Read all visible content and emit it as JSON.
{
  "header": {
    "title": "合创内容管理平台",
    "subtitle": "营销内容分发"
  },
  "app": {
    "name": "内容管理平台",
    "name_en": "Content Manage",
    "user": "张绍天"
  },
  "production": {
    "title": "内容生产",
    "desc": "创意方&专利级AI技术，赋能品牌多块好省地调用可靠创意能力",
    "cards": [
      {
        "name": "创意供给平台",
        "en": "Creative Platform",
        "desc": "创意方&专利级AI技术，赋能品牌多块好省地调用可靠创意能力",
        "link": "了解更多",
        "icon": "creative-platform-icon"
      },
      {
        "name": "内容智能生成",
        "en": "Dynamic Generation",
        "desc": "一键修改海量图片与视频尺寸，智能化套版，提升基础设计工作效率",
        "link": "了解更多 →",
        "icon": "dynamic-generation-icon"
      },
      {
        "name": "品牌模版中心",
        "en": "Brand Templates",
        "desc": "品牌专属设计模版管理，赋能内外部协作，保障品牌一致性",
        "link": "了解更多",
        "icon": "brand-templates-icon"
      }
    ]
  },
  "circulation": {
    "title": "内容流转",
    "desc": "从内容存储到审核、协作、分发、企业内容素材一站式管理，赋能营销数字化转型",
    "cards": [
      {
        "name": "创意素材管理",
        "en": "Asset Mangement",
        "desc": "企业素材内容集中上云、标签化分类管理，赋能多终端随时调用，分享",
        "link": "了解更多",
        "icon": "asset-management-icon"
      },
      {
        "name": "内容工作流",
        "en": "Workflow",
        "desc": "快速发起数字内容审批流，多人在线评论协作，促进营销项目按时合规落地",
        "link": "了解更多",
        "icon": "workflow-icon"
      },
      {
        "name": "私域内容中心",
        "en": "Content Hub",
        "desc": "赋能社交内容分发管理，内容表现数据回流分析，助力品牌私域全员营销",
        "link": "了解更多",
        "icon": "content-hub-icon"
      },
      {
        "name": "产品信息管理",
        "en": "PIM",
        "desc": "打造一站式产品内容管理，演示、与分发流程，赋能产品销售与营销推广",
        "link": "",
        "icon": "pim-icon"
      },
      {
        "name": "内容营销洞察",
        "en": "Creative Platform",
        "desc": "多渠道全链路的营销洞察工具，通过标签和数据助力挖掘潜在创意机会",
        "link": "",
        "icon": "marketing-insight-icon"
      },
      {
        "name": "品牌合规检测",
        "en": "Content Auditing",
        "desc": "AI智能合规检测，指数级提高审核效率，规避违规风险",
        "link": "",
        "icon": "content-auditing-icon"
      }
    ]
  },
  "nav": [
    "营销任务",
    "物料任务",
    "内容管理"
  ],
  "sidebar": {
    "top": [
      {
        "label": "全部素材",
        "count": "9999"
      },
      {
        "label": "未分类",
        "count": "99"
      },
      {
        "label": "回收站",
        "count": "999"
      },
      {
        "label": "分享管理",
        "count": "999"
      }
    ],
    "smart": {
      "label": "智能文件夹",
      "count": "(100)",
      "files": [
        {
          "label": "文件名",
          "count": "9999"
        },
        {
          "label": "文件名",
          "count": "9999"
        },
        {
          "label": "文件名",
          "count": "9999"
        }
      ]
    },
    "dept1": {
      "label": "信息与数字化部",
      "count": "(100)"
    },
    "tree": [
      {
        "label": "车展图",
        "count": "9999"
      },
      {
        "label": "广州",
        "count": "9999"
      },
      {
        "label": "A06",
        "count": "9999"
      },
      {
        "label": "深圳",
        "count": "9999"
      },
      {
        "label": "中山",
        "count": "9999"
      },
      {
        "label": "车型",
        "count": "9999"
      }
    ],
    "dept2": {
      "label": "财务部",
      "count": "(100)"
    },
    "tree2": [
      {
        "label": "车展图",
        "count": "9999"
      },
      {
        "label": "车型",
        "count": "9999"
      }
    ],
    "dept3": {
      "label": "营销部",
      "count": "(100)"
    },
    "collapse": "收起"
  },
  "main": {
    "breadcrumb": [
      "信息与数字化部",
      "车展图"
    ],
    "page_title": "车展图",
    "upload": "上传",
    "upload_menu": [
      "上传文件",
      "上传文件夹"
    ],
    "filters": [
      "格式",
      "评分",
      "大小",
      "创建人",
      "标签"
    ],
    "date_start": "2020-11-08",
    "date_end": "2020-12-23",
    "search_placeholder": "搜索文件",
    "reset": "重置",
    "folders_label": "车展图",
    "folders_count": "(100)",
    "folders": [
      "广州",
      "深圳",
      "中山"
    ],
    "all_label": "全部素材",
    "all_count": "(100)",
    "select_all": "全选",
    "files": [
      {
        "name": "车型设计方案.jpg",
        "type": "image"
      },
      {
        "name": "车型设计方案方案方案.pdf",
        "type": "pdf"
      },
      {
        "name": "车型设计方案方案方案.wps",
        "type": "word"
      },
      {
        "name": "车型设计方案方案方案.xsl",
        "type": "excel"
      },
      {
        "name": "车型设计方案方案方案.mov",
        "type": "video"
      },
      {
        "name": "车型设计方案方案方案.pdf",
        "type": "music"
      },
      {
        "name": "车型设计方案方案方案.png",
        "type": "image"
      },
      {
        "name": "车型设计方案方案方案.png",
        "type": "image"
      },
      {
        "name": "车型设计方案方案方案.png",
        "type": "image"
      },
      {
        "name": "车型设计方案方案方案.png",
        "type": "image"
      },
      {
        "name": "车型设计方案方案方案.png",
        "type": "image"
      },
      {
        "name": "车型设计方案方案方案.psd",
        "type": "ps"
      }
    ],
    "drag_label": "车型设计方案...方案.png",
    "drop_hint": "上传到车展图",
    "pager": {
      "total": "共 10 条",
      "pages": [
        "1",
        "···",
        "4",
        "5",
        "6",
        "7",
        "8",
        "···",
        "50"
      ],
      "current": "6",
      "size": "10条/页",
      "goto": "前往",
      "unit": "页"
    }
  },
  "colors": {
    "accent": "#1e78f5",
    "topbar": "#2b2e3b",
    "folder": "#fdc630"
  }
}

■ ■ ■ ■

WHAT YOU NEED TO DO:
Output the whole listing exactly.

ANSWER SPACE:
Read all visible content and emit it as JSON.
{
  "header": {
    "title": "合创内容管理平台",
    "subtitle": "营销内容分发"
  },
  "app": {
    "name": "内容管理平台",
    "name_en": "Content Manage",
    "user": "张绍天"
  },
  "production": {
    "title": "内容生产",
    "desc": "创意方&专利级AI技术，赋能品牌多块好省地调用可靠创意能力",
    "cards": [
      {
        "name": "创意供给平台",
        "en": "Creative Platform",
        "desc": "创意方&专利级AI技术，赋能品牌多块好省地调用可靠创意能力",
        "link": "了解更多",
        "icon": "creative-platform-icon"
      },
      {
        "name": "内容智能生成",
        "en": "Dynamic Generation",
        "desc": "一键修改海量图片与视频尺寸，智能化套版，提升基础设计工作效率",
        "link": "了解更多 →",
        "icon": "dynamic-generation-icon"
      },
      {
        "name": "品牌模版中心",
        "en": "Brand Templates",
        "desc": "品牌专属设计模版管理，赋能内外部协作，保障品牌一致性",
        "link": "了解更多",
        "icon": "brand-templates-icon"
      }
    ]
  },
  "circulation": {
    "title": "内容流转",
    "desc": "从内容存储到审核、协作、分发、企业内容素材一站式管理，赋能营销数字化转型",
    "cards": [
      {
        "name": "创意素材管理",
        "en": "Asset Mangement",
        "desc": "企业素材内容集中上云、标签化分类管理，赋能多终端随时调用，分享",
        "link": "了解更多",
        "icon": "asset-management-icon"
      },
      {
        "name": "内容工作流",
        "en": "Workflow",
        "desc": "快速发起数字内容审批流，多人在线评论协作，促进营销项目按时合规落地",
        "link": "了解更多",
        "icon": "workflow-icon"
      },
      {
        "name": "私域内容中心",
        "en": "Content Hub",
        "desc": "赋能社交内容分发管理，内容表现数据回流分析，助力品牌私域全员营销",
        "link": "了解更多",
        "icon": "content-hub-icon"
      },
      {
        "name": "产品信息管理",
        "en": "PIM",
        "desc": "打造一站式产品内容管理，演示、与分发流程，赋能产品销售与营销推广",
        "link": "",
        "icon": "pim-icon"
      },
      {
        "name": "内容营销洞察",
        "en": "Creative Platform",
        "desc": "多渠道全链路的营销洞察工具，通过标签和数据助力挖掘潜在创意机会",
        "link": "",
        "icon": "marketing-insight-icon"
      },
      {
        "name": "品牌合规检测",
        "en": "Content Auditing",
        "desc": "AI智能合规检测，指数级提高审核效率，规避违规风险",
        "link": "",
        "icon": "content-auditing-icon"
      }
    ]
  },
  "nav": [
    "营销任务",
    "物料任务",
    "内容管理"
  ],
  "sidebar": {
    "top": [
      {
        "label": "全部素材",
        "count": "9999"
      },
      {
        "label": "未分类",
        "count": "99"
      },
      {
        "label": "回收站",
        "count": "999"
      },
      {
        "label": "分享管理",
        "count": "999"
      }
    ],
    "smart": {
      "label": "智能文件夹",
      "count": "(100)",
      "files": [
        {
          "label": "文件名",
          "count": "9999"
        },
        {
          "label": "文件名",
          "count": "9999"
        },
        {
          "label": "文件名",
          "count": "9999"
        }
      ]
    },
    "dept1": {
      "label": "信息与数字化部",
      "count": "(100)"
    },
    "tree": [
      {
        "label": "车展图",
        "count": "9999"
      },
      {
        "label": "广州",
        "count": "9999"
      },
      {
        "label": "A06",
        "count": "9999"
      },
      {
        "label": "深圳",
        "count": "9999"
      },
      {
        "label": "中山",
        "count": "9999"
      },
      {
        "label": "车型",
        "count": "9999"
      }
    ],
    "dept2": {
      "label": "财务部",
      "count": "(100)"
    },
    "tree2": [
      {
        "label": "车展图",
        "count": "9999"
      },
      {
        "label": "车型",
        "count": "9999"
      }
    ],
    "dept3": {
      "label": "营销部",
      "count": "(100)"
    },
    "collapse": "收起"
  },
  "main": {
    "breadcrumb": [
      "信息与数字化部",
      "车展图"
    ],
    "page_title": "车展图",
    "upload": "上传",
    "upload_menu": [
      "上传文件",
      "上传文件夹"
    ],
    "filters": [
      "格式",
      "评分",
      "大小",
      "创建人",
      "标签"
    ],
    "date_start": "2020-11-08",
    "date_end": "2020-12-23",
    "search_placeholder": "搜索文件",
    "reset": "重置",
    "folders_label": "车展图",
    "folders_count": "(100)",
    "folders": [
      "广州",
      "深圳",
      "中山"
    ],
    "all_label": "全部素材",
    "all_count": "(100)",
    "select_all": "全选",
    "files": [
      {
        "name": "车型设计方案.jpg",
        "type": "image"
      },
      {
        "name": "车型设计方案方案方案.pdf",
        "type": "pdf"
      },
      {
        "name": "车型设计方案方案方案.wps",
        "type": "word"
      },
      {
        "name": "车型设计方案方案方案.xsl",
        "type": "excel"
      },
      {
        "name": "车型设计方案方案方案.mov",
        "type": "video"
      },
      {
        "name": "车型设计方案方案方案.pdf",
        "type": "music"
      },
      {
        "name": "车型设计方案方案方案.png",
        "type": "image"
      },
      {
        "name": "车型设计方案方案方案.png",
        "type": "image"
      },
      {
        "name": "车型设计方案方案方案.png",
        "type": "image"
      },
      {
        "name": "车型设计方案方案方案.png",
        "type": "image"
      },
      {
        "name": "车型设计方案方案方案.png",
        "type": "image"
      },
      {
        "name": "车型设计方案方案方案.psd",
        "type": "ps"
      }
    ],
    "drag_label": "车型设计方案...方案.png",
    "drop_hint": "上传到车展图",
    "pager": {
      "total": "共 10 条",
      "pages": [
        "1",
        "···",
        "4",
        "5",
        "6",
        "7",
        "8",
        "···",
        "50"
      ],
      "current": "6",
      "size": "10条/页",
      "goto": "前往",
      "unit": "页"
    }
  },
  "colors": {
    "accent": "#1e78f5",
    "topbar": "#2b2e3b",
    "folder": "#fdc630"
  }
}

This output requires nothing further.